■ Problem details ■
Could you write out the records below exactly as they appear, leaving out any pictures?

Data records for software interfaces
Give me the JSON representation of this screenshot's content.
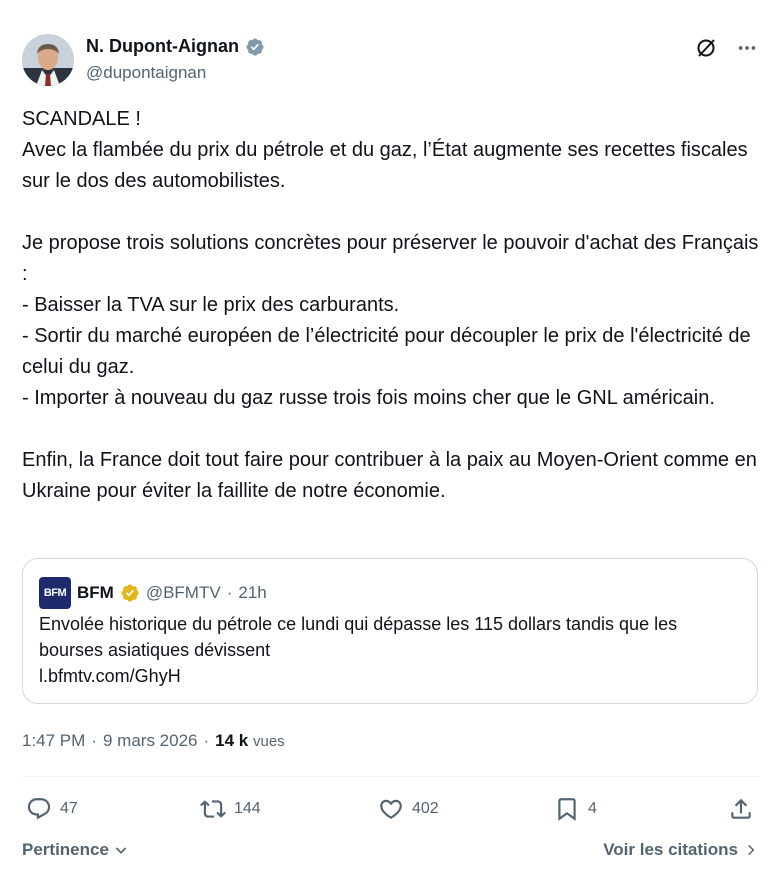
{
  "author": {
    "name": "N. Dupont-Aignan",
    "handle": "@dupontaignan",
    "verified_icon": "verified-badge-icon",
    "avatar_icon": "profile-avatar"
  },
  "tweet_text": "SCANDALE !\nAvec la flambée du prix du pétrole et du gaz, l’État augmente ses recettes fiscales sur le dos des automobilistes.\n\nJe propose trois solutions concrètes pour préserver le pouvoir d'achat des Français :\n- Baisser la TVA sur le prix des carburants.\n- Sortir du marché européen de l’électricité pour découpler le prix de l'électricité de celui du gaz.\n- Importer à nouveau du gaz russe trois fois moins cher que le GNL américain.\n\nEnfin, la France doit tout faire pour contribuer à la paix au Moyen-Orient comme en Ukraine pour éviter la faillite de notre économie.",
  "quote": {
    "logo_text": "BFM",
    "name": "BFM",
    "handle": "@BFMTV",
    "dot": "·",
    "time": "21h",
    "text": "Envolée historique du pétrole ce lundi qui dépasse les 115 dollars tandis que les bourses asiatiques dévissent\nl.bfmtv.com/GhyH"
  },
  "meta": {
    "time": "1:47 PM",
    "sep": "·",
    "date": "9 mars 2026",
    "sep2": "·",
    "views_count": "14 k",
    "views_label": "vues"
  },
  "actions": {
    "replies": "47",
    "reposts": "144",
    "likes": "402",
    "bookmarks": "4"
  },
  "footer": {
    "sort_label": "Pertinence",
    "citations_label": "Voir les citations"
  },
  "colors": {
    "text": "#0f1419",
    "secondary": "#536471",
    "verified_blue": "#1d9bf0",
    "verified_gold": "#e2b719",
    "border": "#cfd9de"
  }
}
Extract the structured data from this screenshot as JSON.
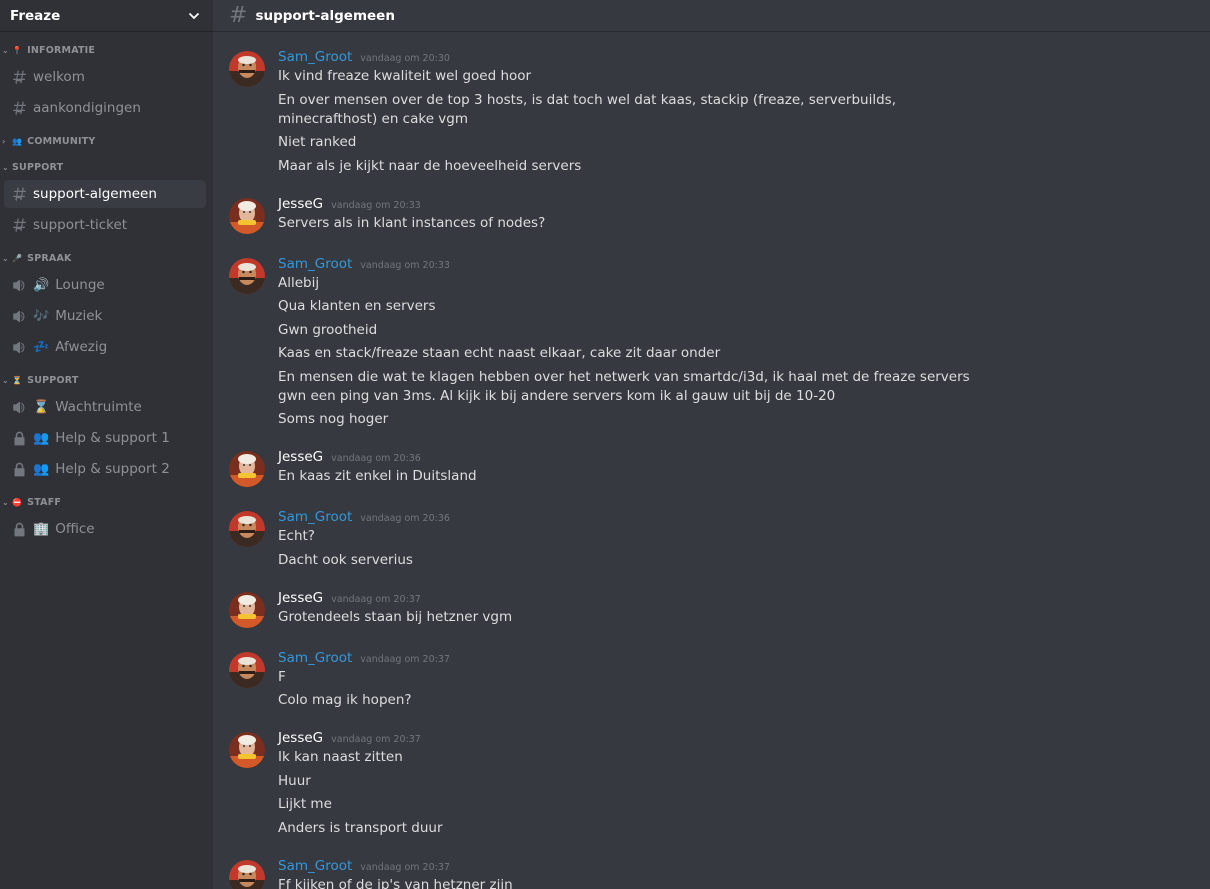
{
  "server": {
    "name": "Freaze"
  },
  "header": {
    "channel": "support-algemeen"
  },
  "categories": [
    {
      "name": "INFORMATIE",
      "emoji": "📍",
      "caret": "⌄",
      "channels": [
        {
          "label": "welkom",
          "type": "text"
        },
        {
          "label": "aankondigingen",
          "type": "text"
        }
      ]
    },
    {
      "name": "COMMUNITY",
      "emoji": "👥",
      "caret": "›",
      "channels": []
    },
    {
      "name": "SUPPORT",
      "emoji": "",
      "caret": "⌄",
      "channels": [
        {
          "label": "support-algemeen",
          "type": "text",
          "active": true
        },
        {
          "label": "support-ticket",
          "type": "text"
        }
      ]
    },
    {
      "name": "SPRAAK",
      "emoji": "🎤",
      "caret": "⌄",
      "channels": [
        {
          "label": "Lounge",
          "type": "voice",
          "emoji": "🔊"
        },
        {
          "label": "Muziek",
          "type": "voice",
          "emoji": "🎶"
        },
        {
          "label": "Afwezig",
          "type": "voice",
          "emoji": "💤"
        }
      ]
    },
    {
      "name": "SUPPORT",
      "emoji": "⏳",
      "caret": "⌄",
      "channels": [
        {
          "label": "Wachtruimte",
          "type": "voice",
          "emoji": "⌛"
        },
        {
          "label": "Help & support 1",
          "type": "locked",
          "emoji": "👥"
        },
        {
          "label": "Help & support 2",
          "type": "locked",
          "emoji": "👥"
        }
      ]
    },
    {
      "name": "STAFF",
      "emoji": "⛔",
      "caret": "⌄",
      "channels": [
        {
          "label": "Office",
          "type": "locked",
          "emoji": "🏢"
        }
      ]
    }
  ],
  "messages": [
    {
      "user": "Sam_Groot",
      "color": "blue",
      "time": "vandaag om 20:30",
      "lines": [
        "Ik vind freaze kwaliteit wel goed hoor",
        "En over mensen over de top 3 hosts, is dat toch wel dat kaas, stackip (freaze, serverbuilds, minecrafthost) en cake vgm",
        "Niet ranked",
        "Maar als je kijkt naar de hoeveelheid servers"
      ]
    },
    {
      "user": "JesseG",
      "color": "white",
      "time": "vandaag om 20:33",
      "lines": [
        "Servers als in klant instances of nodes?"
      ]
    },
    {
      "user": "Sam_Groot",
      "color": "blue",
      "time": "vandaag om 20:33",
      "lines": [
        "Allebij",
        "Qua klanten en servers",
        "Gwn grootheid",
        "Kaas en stack/freaze staan echt naast elkaar, cake zit daar onder",
        "En mensen die wat te klagen hebben over het netwerk van smartdc/i3d, ik haal met de freaze servers gwn een ping van 3ms. Al kijk ik bij andere servers kom ik al gauw uit bij de 10-20",
        "Soms nog hoger"
      ]
    },
    {
      "user": "JesseG",
      "color": "white",
      "time": "vandaag om 20:36",
      "lines": [
        "En kaas zit enkel in Duitsland"
      ]
    },
    {
      "user": "Sam_Groot",
      "color": "blue",
      "time": "vandaag om 20:36",
      "lines": [
        "Echt?",
        "Dacht ook serverius"
      ]
    },
    {
      "user": "JesseG",
      "color": "white",
      "time": "vandaag om 20:37",
      "lines": [
        "Grotendeels staan bij hetzner vgm"
      ]
    },
    {
      "user": "Sam_Groot",
      "color": "blue",
      "time": "vandaag om 20:37",
      "lines": [
        "F",
        "Colo mag ik hopen?"
      ]
    },
    {
      "user": "JesseG",
      "color": "white",
      "time": "vandaag om 20:37",
      "lines": [
        "Ik kan naast zitten",
        "Huur",
        "Lijkt me",
        "Anders is transport duur"
      ]
    },
    {
      "user": "Sam_Groot",
      "color": "blue",
      "time": "vandaag om 20:37",
      "lines": [
        "Ff kijken of de ip's van hetzner zijn"
      ]
    }
  ],
  "colors": {
    "sidebar_bg": "#2f3136",
    "chat_bg": "#36393f",
    "username_blue": "#3498db",
    "muted": "#8e9297"
  }
}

■ Answer to the problem ■
Give me the JSON representation of this screenshot's content.
{
  "author": {
    "name": "N. Dupont-Aignan",
    "handle": "@dupontaignan",
    "verified_icon": "verified-badge-icon",
    "avatar_icon": "profile-avatar"
  },
  "tweet_text": "SCANDALE !\nAvec la flambée du prix du pétrole et du gaz, l’État augmente ses recettes fiscales sur le dos des automobilistes.\n\nJe propose trois solutions concrètes pour préserver le pouvoir d'achat des Français :\n- Baisser la TVA sur le prix des carburants.\n- Sortir du marché européen de l’électricité pour découpler le prix de l'électricité de celui du gaz.\n- Importer à nouveau du gaz russe trois fois moins cher que le GNL américain.\n\nEnfin, la France doit tout faire pour contribuer à la paix au Moyen-Orient comme en Ukraine pour éviter la faillite de notre économie.",
  "quote": {
    "logo_text": "BFM",
    "name": "BFM",
    "handle": "@BFMTV",
    "dot": "·",
    "time": "21h",
    "text": "Envolée historique du pétrole ce lundi qui dépasse les 115 dollars tandis que les bourses asiatiques dévissent\nl.bfmtv.com/GhyH"
  },
  "meta": {
    "time": "1:47 PM",
    "sep": "·",
    "date": "9 mars 2026",
    "sep2": "·",
    "views_count": "14 k",
    "views_label": "vues"
  },
  "actions": {
    "replies": "47",
    "reposts": "144",
    "likes": "402",
    "bookmarks": "4"
  },
  "footer": {
    "sort_label": "Pertinence",
    "citations_label": "Voir les citations"
  },
  "colors": {
    "text": "#0f1419",
    "secondary": "#536471",
    "verified_blue": "#1d9bf0",
    "verified_gold": "#e2b719",
    "border": "#cfd9de"
  }
}
Extract the structured data from this screenshot as JSON.
{
  "server": {
    "name": "Freaze"
  },
  "header": {
    "channel": "support-algemeen"
  },
  "categories": [
    {
      "name": "INFORMATIE",
      "emoji": "📍",
      "caret": "⌄",
      "channels": [
        {
          "label": "welkom",
          "type": "text"
        },
        {
          "label": "aankondigingen",
          "type": "text"
        }
      ]
    },
    {
      "name": "COMMUNITY",
      "emoji": "👥",
      "caret": "›",
      "channels": []
    },
    {
      "name": "SUPPORT",
      "emoji": "",
      "caret": "⌄",
      "channels": [
        {
          "label": "support-algemeen",
          "type": "text",
          "active": true
        },
        {
          "label": "support-ticket",
          "type": "text"
        }
      ]
    },
    {
      "name": "SPRAAK",
      "emoji": "🎤",
      "caret": "⌄",
      "channels": [
        {
          "label": "Lounge",
          "type": "voice",
          "emoji": "🔊"
        },
        {
          "label": "Muziek",
          "type": "voice",
          "emoji": "🎶"
        },
        {
          "label": "Afwezig",
          "type": "voice",
          "emoji": "💤"
        }
      ]
    },
    {
      "name": "SUPPORT",
      "emoji": "⏳",
      "caret": "⌄",
      "channels": [
        {
          "label": "Wachtruimte",
          "type": "voice",
          "emoji": "⌛"
        },
        {
          "label": "Help & support 1",
          "type": "locked",
          "emoji": "👥"
        },
        {
          "label": "Help & support 2",
          "type": "locked",
          "emoji": "👥"
        }
      ]
    },
    {
      "name": "STAFF",
      "emoji": "⛔",
      "caret": "⌄",
      "channels": [
        {
          "label": "Office",
          "type": "locked",
          "emoji": "🏢"
        }
      ]
    }
  ],
  "messages": [
    {
      "user": "Sam_Groot",
      "color": "blue",
      "time": "vandaag om 20:30",
      "lines": [
        "Ik vind freaze kwaliteit wel goed hoor",
        "En over mensen over de top 3 hosts, is dat toch wel dat kaas, stackip (freaze, serverbuilds, minecrafthost) en cake vgm",
        "Niet ranked",
        "Maar als je kijkt naar de hoeveelheid servers"
      ]
    },
    {
      "user": "JesseG",
      "color": "white",
      "time": "vandaag om 20:33",
      "lines": [
        "Servers als in klant instances of nodes?"
      ]
    },
    {
      "user": "Sam_Groot",
      "color": "blue",
      "time": "vandaag om 20:33",
      "lines": [
        "Allebij",
        "Qua klanten en servers",
        "Gwn grootheid",
        "Kaas en stack/freaze staan echt naast elkaar, cake zit daar onder",
        "En mensen die wat te klagen hebben over het netwerk van smartdc/i3d, ik haal met de freaze servers gwn een ping van 3ms. Al kijk ik bij andere servers kom ik al gauw uit bij de 10-20",
        "Soms nog hoger"
      ]
    },
    {
      "user": "JesseG",
      "color": "white",
      "time": "vandaag om 20:36",
      "lines": [
        "En kaas zit enkel in Duitsland"
      ]
    },
    {
      "user": "Sam_Groot",
      "color": "blue",
      "time": "vandaag om 20:36",
      "lines": [
        "Echt?",
        "Dacht ook serverius"
      ]
    },
    {
      "user": "JesseG",
      "color": "white",
      "time": "vandaag om 20:37",
      "lines": [
        "Grotendeels staan bij hetzner vgm"
      ]
    },
    {
      "user": "Sam_Groot",
      "color": "blue",
      "time": "vandaag om 20:37",
      "lines": [
        "F",
        "Colo mag ik hopen?"
      ]
    },
    {
      "user": "JesseG",
      "color": "white",
      "time": "vandaag om 20:37",
      "lines": [
        "Ik kan naast zitten",
        "Huur",
        "Lijkt me",
        "Anders is transport duur"
      ]
    },
    {
      "user": "Sam_Groot",
      "color": "blue",
      "time": "vandaag om 20:37",
      "lines": [
        "Ff kijken of de ip's van hetzner zijn"
      ]
    }
  ],
  "colors": {
    "sidebar_bg": "#2f3136",
    "chat_bg": "#36393f",
    "username_blue": "#3498db",
    "muted": "#8e9297"
  }
}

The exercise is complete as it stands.